This is a long article, but well researched and with footnoted links. Pilot retention is an issue service wide, and becoming MORE of an issue in the Navy as deployments lengthen, with less time between deployments, due to carrier force shrinkage.
Military aviation has always been on a seven year cycle, either leading or lagging the curve, based on various progressions. There have been a number of discussions in a couple of groups I’m in, and this article gives probably the best ‘overview’, if you will, of the issue.
Without qualified and experienced TacAir pilots (strike fighter/electronic attack), global air superiority is in jeopardy, regardless of the aircraft technology. Today, the main competitor for those pilots is the airline industry. It is the easiest adversary the Navy has ever faced, yet it is losing the battle.
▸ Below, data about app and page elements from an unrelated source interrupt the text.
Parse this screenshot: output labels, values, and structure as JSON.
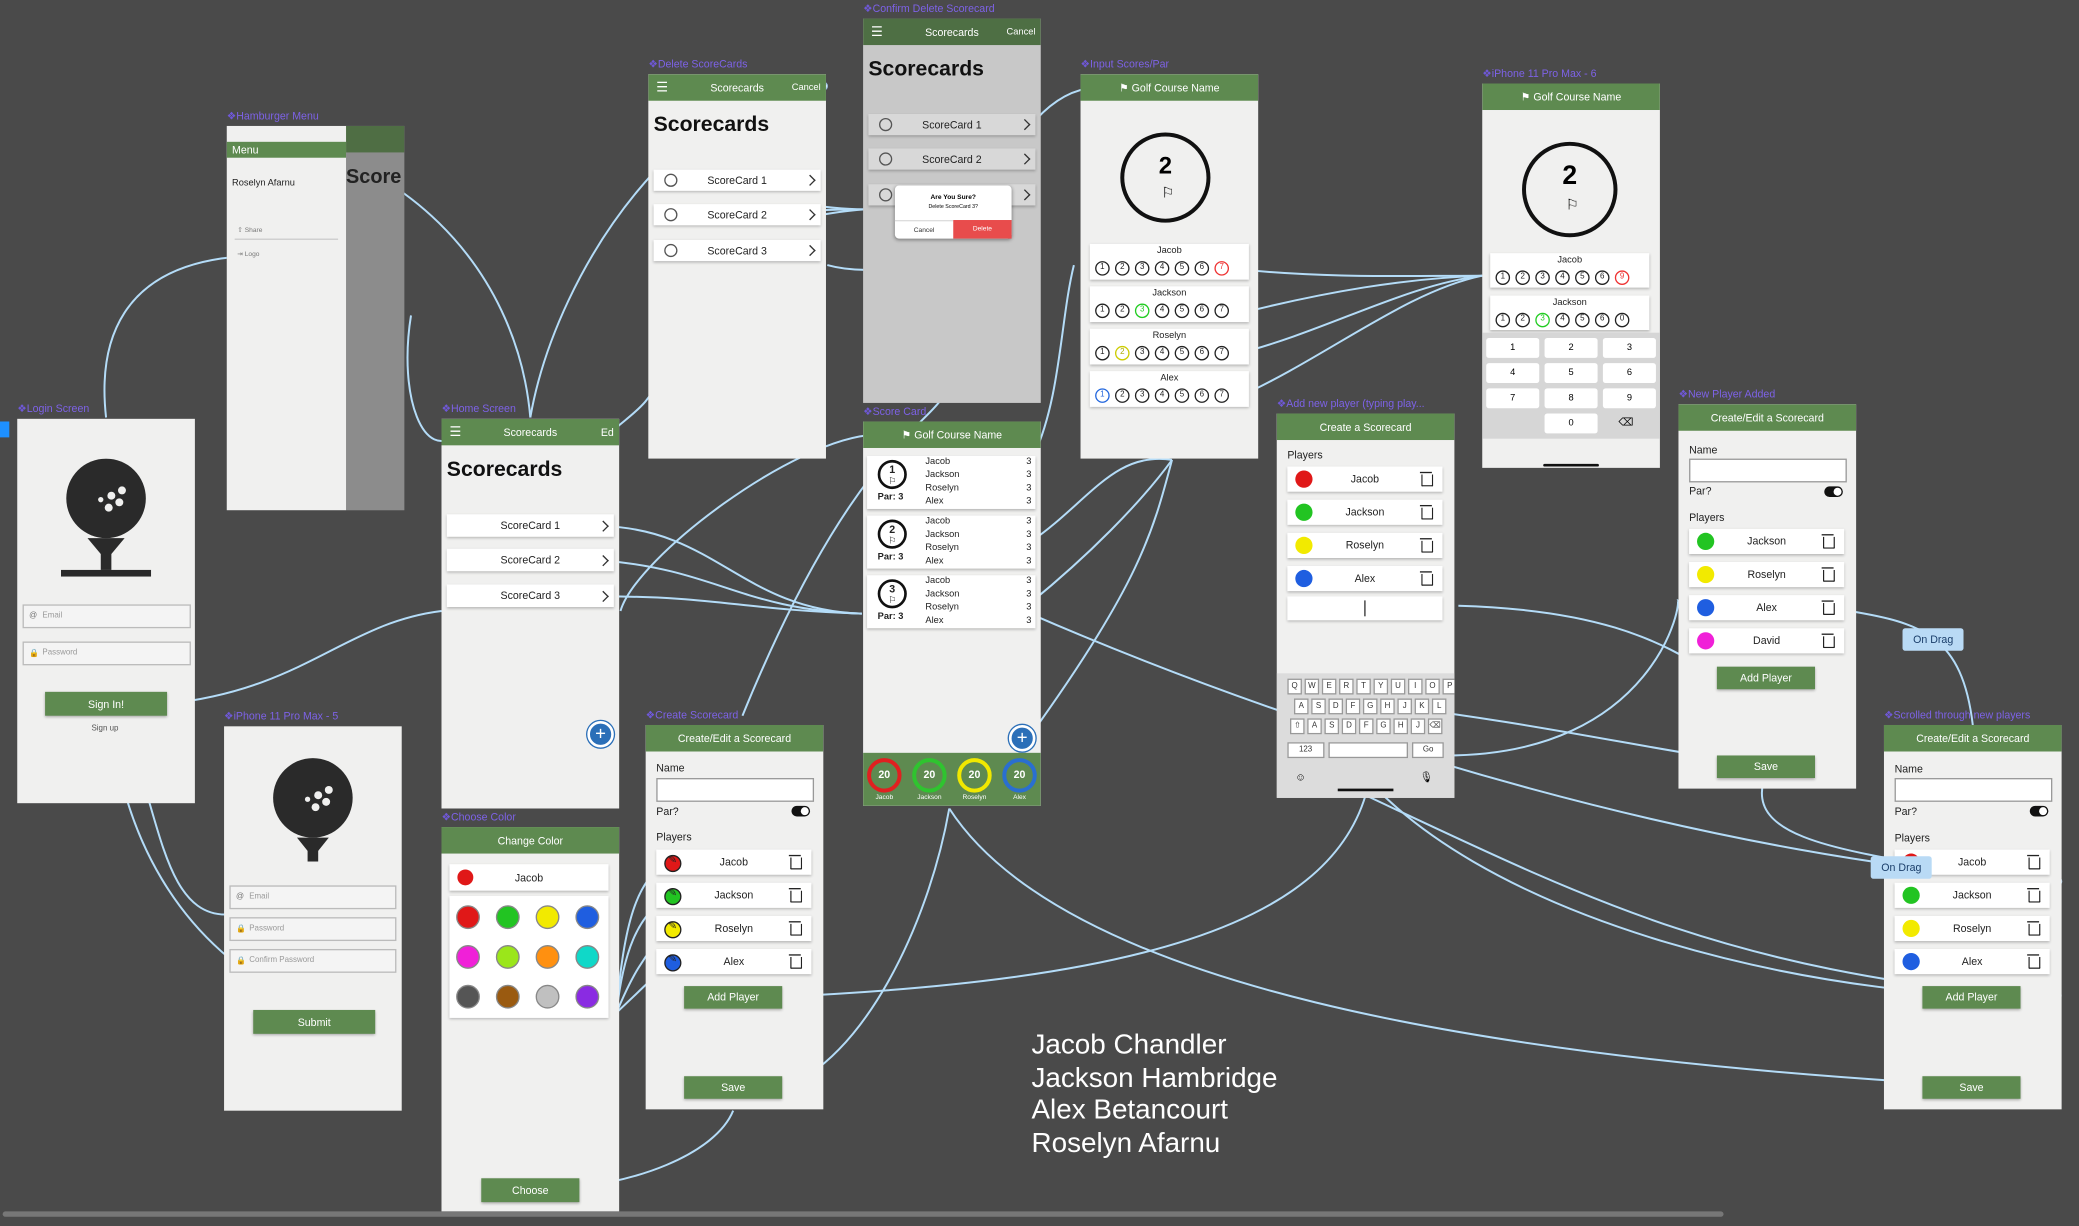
{
  "frame_labels": {
    "hamburger": "Hamburger Menu",
    "login": "Login Screen",
    "home": "Home Screen",
    "delete": "Delete ScoreCards",
    "confirm": "Confirm Delete Scorecard",
    "input": "Input Scores/Par",
    "iphone6": "iPhone 11 Pro Max - 6",
    "scorecard": "Score Card",
    "addplayer": "Add new player (typing play...",
    "newplayer": "New Player Added",
    "iphone5": "iPhone 11 Pro Max - 5",
    "choosecolor": "Choose Color",
    "create": "Create Scorecard",
    "scrolled": "Scrolled through new players"
  },
  "hamburger": {
    "menu": "Menu",
    "user": "Roselyn Afarnu",
    "share": "Share",
    "logout": "Logo"
  },
  "login": {
    "email": "Email",
    "password": "Password",
    "signin": "Sign In!",
    "signup": "Sign up"
  },
  "signup": {
    "email": "Email",
    "password": "Password",
    "confirm": "Confirm Password",
    "submit": "Submit"
  },
  "home": {
    "nav_title": "Scorecards",
    "edit": "Ed",
    "title": "Scorecards",
    "items": [
      "ScoreCard 1",
      "ScoreCard 2",
      "ScoreCard 3"
    ]
  },
  "delete": {
    "nav_title": "Scorecards",
    "cancel": "Cancel",
    "title": "Scorecards",
    "items": [
      "ScoreCard 1",
      "ScoreCard 2",
      "ScoreCard 3"
    ]
  },
  "confirm": {
    "nav_title": "Scorecards",
    "cancel": "Cancel",
    "title": "Scorecards",
    "items": [
      "ScoreCard 1",
      "ScoreCard 2"
    ],
    "dialog_title": "Are You Sure?",
    "dialog_msg": "Delete ScoreCard 3?",
    "dialog_cancel": "Cancel",
    "dialog_delete": "Delete"
  },
  "input": {
    "course": "Golf Course Name",
    "hole": "2",
    "players": [
      "Jacob",
      "Jackson",
      "Roselyn",
      "Alex"
    ]
  },
  "iphone6": {
    "course": "Golf Course Name",
    "hole": "2",
    "players": [
      "Jacob",
      "Jackson"
    ],
    "keys": [
      [
        "1",
        "2",
        "3"
      ],
      [
        "4",
        "5",
        "6"
      ],
      [
        "7",
        "8",
        "9"
      ],
      [
        "0"
      ]
    ]
  },
  "scorecard": {
    "course": "Golf Course Name",
    "holes": [
      {
        "num": "1",
        "par": "Par: 3",
        "players": [
          "Jacob",
          "Jackson",
          "Roselyn",
          "Alex"
        ],
        "scores": [
          "3",
          "3",
          "3",
          "3"
        ]
      },
      {
        "num": "2",
        "par": "Par: 3",
        "players": [
          "Jacob",
          "Jackson",
          "Roselyn",
          "Alex"
        ],
        "scores": [
          "3",
          "3",
          "3",
          "3"
        ]
      },
      {
        "num": "3",
        "par": "Par: 3",
        "players": [
          "Jacob",
          "Jackson",
          "Roselyn",
          "Alex"
        ],
        "scores": [
          "3",
          "3",
          "3",
          "3"
        ]
      }
    ],
    "totals": [
      {
        "score": "20",
        "name": "Jacob",
        "color": "#e02020"
      },
      {
        "score": "20",
        "name": "Jackson",
        "color": "#2fc42f"
      },
      {
        "score": "20",
        "name": "Roselyn",
        "color": "#f0e800"
      },
      {
        "score": "20",
        "name": "Alex",
        "color": "#2a6fd0"
      }
    ]
  },
  "addplayer": {
    "header": "Create a Scorecard",
    "players_label": "Players",
    "players": [
      {
        "name": "Jacob",
        "color": "#e01818"
      },
      {
        "name": "Jackson",
        "color": "#22c422"
      },
      {
        "name": "Roselyn",
        "color": "#f2ea00"
      },
      {
        "name": "Alex",
        "color": "#1f5ee0"
      }
    ]
  },
  "newplayer": {
    "header": "Create/Edit a Scorecard",
    "name_label": "Name",
    "par_label": "Par?",
    "players_label": "Players",
    "players": [
      {
        "name": "Jackson",
        "color": "#22c422"
      },
      {
        "name": "Roselyn",
        "color": "#f2ea00"
      },
      {
        "name": "Alex",
        "color": "#1f5ee0"
      },
      {
        "name": "David",
        "color": "#f020d8"
      }
    ],
    "add": "Add Player",
    "save": "Save"
  },
  "choosecolor": {
    "header": "Change Color",
    "player": "Jacob",
    "choose": "Choose",
    "swatches": [
      "#e01818",
      "#22c422",
      "#f2ea00",
      "#1f5ee0",
      "#f020d8",
      "#9be61a",
      "#ff9010",
      "#10d8c8",
      "#555555",
      "#9a5a10",
      "#c0c0c0",
      "#8a2be2"
    ]
  },
  "create": {
    "header": "Create/Edit a Scorecard",
    "name_label": "Name",
    "par_label": "Par?",
    "players_label": "Players",
    "players": [
      {
        "name": "Jacob",
        "color": "#e01818"
      },
      {
        "name": "Jackson",
        "color": "#22c422"
      },
      {
        "name": "Roselyn",
        "color": "#f2ea00"
      },
      {
        "name": "Alex",
        "color": "#1f5ee0"
      }
    ],
    "add": "Add Player",
    "save": "Save"
  },
  "scrolled": {
    "header": "Create/Edit a Scorecard",
    "name_label": "Name",
    "par_label": "Par?",
    "players_label": "Players",
    "players": [
      {
        "name": "Jacob",
        "color": "#e01818"
      },
      {
        "name": "Jackson",
        "color": "#22c422"
      },
      {
        "name": "Roselyn",
        "color": "#f2ea00"
      },
      {
        "name": "Alex",
        "color": "#1f5ee0"
      }
    ],
    "add": "Add Player",
    "save": "Save"
  },
  "drag_tags": [
    "On Drag",
    "On Drag"
  ],
  "credits": [
    "Jacob Chandler",
    "Jackson Hambridge",
    "Alex Betancourt",
    "Roselyn Afarnu"
  ]
}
Why are people doing a job most have dreamed about their whole lives so willing to walk away?
The full article is HERE, from the January issue of Proceedings.
One of the better comments, in one thread was this one, bold is mine- The fact of the matter is this: Being a Naval Aviator (and NFO) is a tough job. Long hours, plenty of sea time and little, if any, real family life. And, if everything goes swimmingly well you’re still done at 20 or 25 years. And then what? You start over in civil life – at the bottom or mid-ranks.
I look at some of my former squadron mates… some have gone to the airlines and they like it. Several others have started their own businesses, or become very successful executives OUTSIDE of aviation and done very well… think seven figures per year kinda well. They learned a lot as a JO!
For many, the fun of flying an F-18 goes away after a few years… The “One mistake Navy” is risky, too. No guarantees of a long career... Finally, there are other things to achieve in life which makes it hard for the Navy to compete with just money alone.
Stay or go? Same conversation we’ve been having for 20+ years.
The biggest change from ‘my’ service days is the “One mistake Navy”… THAT wasn’t something we had to deal with. As more pushes occur for ‘UAVs’ off the carrier and in other military endeavours, there is less support for funding. Manpower has always been expensive, and always will be, but as a percentage of the military budget, it’s stayed fairly stable. I don’t have a good answer, other than to say updated the damn compensation, otherwise, all those millions/billions of dollars of acft aren’t worth a pot to piss in, if there are no pilots to fly them, or leaders to lead them…
Kicking the soapbox back in the corner… Sigh.